## ACTIVITY
Copy every line of the records exactly, without including the images.

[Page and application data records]
^^^^

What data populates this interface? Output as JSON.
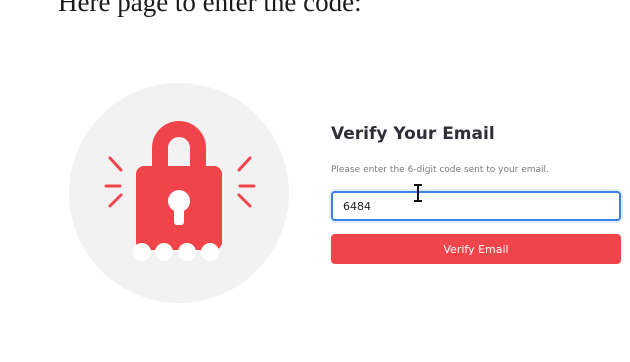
{
  "caption": {
    "text": "Here page to enter the code:"
  },
  "card": {
    "title": "Verify Your Email",
    "subtitle": "Please enter the 6-digit code sent to your email.",
    "code_value": "6484",
    "button_label": "Verify Email"
  },
  "icons": {
    "illustration": "padlock-with-keyhole-icon",
    "cursor": "text-cursor-icon"
  },
  "colors": {
    "accent_red": "#ef4449",
    "focus_blue": "#3b82e8",
    "title_text": "#2f2f3a",
    "circle_bg": "#f2f2f3"
  }
}
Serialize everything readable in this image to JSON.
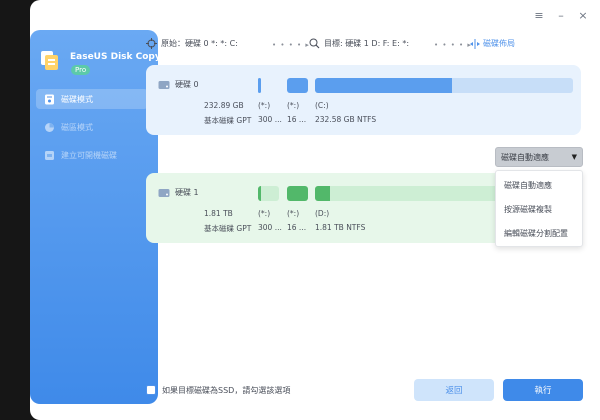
{
  "app": {
    "name": "EaseUS Disk Copy",
    "badge": "Pro"
  },
  "sidebar": {
    "items": [
      {
        "label": "磁碟模式",
        "icon": "disk-mode-icon",
        "active": true
      },
      {
        "label": "磁區模式",
        "icon": "partition-mode-icon",
        "active": false
      },
      {
        "label": "建立可開機磁碟",
        "icon": "bootable-disk-icon",
        "active": false
      }
    ]
  },
  "window_controls": {
    "menu": "≡",
    "minimize": "–",
    "close": "×"
  },
  "path": {
    "source_label": "原始：硬碟 0 *: *: C:",
    "target_label": "目標: 硬碟 1 D: F: E: *:",
    "separator": "• • • • ▸",
    "layout_link": "磁碟佈局"
  },
  "source_disk": {
    "name": "硬碟 0",
    "size": "232.89 GB",
    "type": "基本磁碟 GPT",
    "partitions": [
      {
        "letter": "(*:)",
        "size": "300 ..."
      },
      {
        "letter": "(*:)",
        "size": "16 ..."
      },
      {
        "letter": "(C:)",
        "size": "232.58 GB NTFS"
      }
    ]
  },
  "target_disk": {
    "name": "硬碟 1",
    "size": "1.81 TB",
    "type": "基本磁碟 GPT",
    "partitions": [
      {
        "letter": "(*:)",
        "size": "300 ..."
      },
      {
        "letter": "(*:)",
        "size": "16 ..."
      },
      {
        "letter": "(D:)",
        "size": "1.81 TB NTFS"
      }
    ]
  },
  "dropdown": {
    "selected": "磁碟自動適應",
    "options": [
      "磁碟自動適應",
      "按源磁碟複製",
      "編輯磁碟分割配置"
    ]
  },
  "footer": {
    "ssd_label": "如果目標磁碟為SSD，請勾選該選項",
    "back_label": "返回",
    "run_label": "執行"
  },
  "colors": {
    "accent": "#3f8ae9",
    "source_used": "#5b9eee",
    "target_used": "#52b86a"
  }
}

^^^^

## SOLUTION TO THIS PROBLEM
What data populates this interface? Output as JSON.
{
  "caption": {
    "text": "Here page to enter the code:"
  },
  "card": {
    "title": "Verify Your Email",
    "subtitle": "Please enter the 6-digit code sent to your email.",
    "code_value": "6484",
    "button_label": "Verify Email"
  },
  "icons": {
    "illustration": "padlock-with-keyhole-icon",
    "cursor": "text-cursor-icon"
  },
  "colors": {
    "accent_red": "#ef4449",
    "focus_blue": "#3b82e8",
    "title_text": "#2f2f3a",
    "circle_bg": "#f2f2f3"
  }
}
Serialize everything readable in this image to JSON.
{
  "app": {
    "name": "EaseUS Disk Copy",
    "badge": "Pro"
  },
  "sidebar": {
    "items": [
      {
        "label": "磁碟模式",
        "icon": "disk-mode-icon",
        "active": true
      },
      {
        "label": "磁區模式",
        "icon": "partition-mode-icon",
        "active": false
      },
      {
        "label": "建立可開機磁碟",
        "icon": "bootable-disk-icon",
        "active": false
      }
    ]
  },
  "window_controls": {
    "menu": "≡",
    "minimize": "–",
    "close": "×"
  },
  "path": {
    "source_label": "原始：硬碟 0 *: *: C:",
    "target_label": "目標: 硬碟 1 D: F: E: *:",
    "separator": "• • • • ▸",
    "layout_link": "磁碟佈局"
  },
  "source_disk": {
    "name": "硬碟 0",
    "size": "232.89 GB",
    "type": "基本磁碟 GPT",
    "partitions": [
      {
        "letter": "(*:)",
        "size": "300 ..."
      },
      {
        "letter": "(*:)",
        "size": "16 ..."
      },
      {
        "letter": "(C:)",
        "size": "232.58 GB NTFS"
      }
    ]
  },
  "target_disk": {
    "name": "硬碟 1",
    "size": "1.81 TB",
    "type": "基本磁碟 GPT",
    "partitions": [
      {
        "letter": "(*:)",
        "size": "300 ..."
      },
      {
        "letter": "(*:)",
        "size": "16 ..."
      },
      {
        "letter": "(D:)",
        "size": "1.81 TB NTFS"
      }
    ]
  },
  "dropdown": {
    "selected": "磁碟自動適應",
    "options": [
      "磁碟自動適應",
      "按源磁碟複製",
      "編輯磁碟分割配置"
    ]
  },
  "footer": {
    "ssd_label": "如果目標磁碟為SSD，請勾選該選項",
    "back_label": "返回",
    "run_label": "執行"
  },
  "colors": {
    "accent": "#3f8ae9",
    "source_used": "#5b9eee",
    "target_used": "#52b86a"
  }
}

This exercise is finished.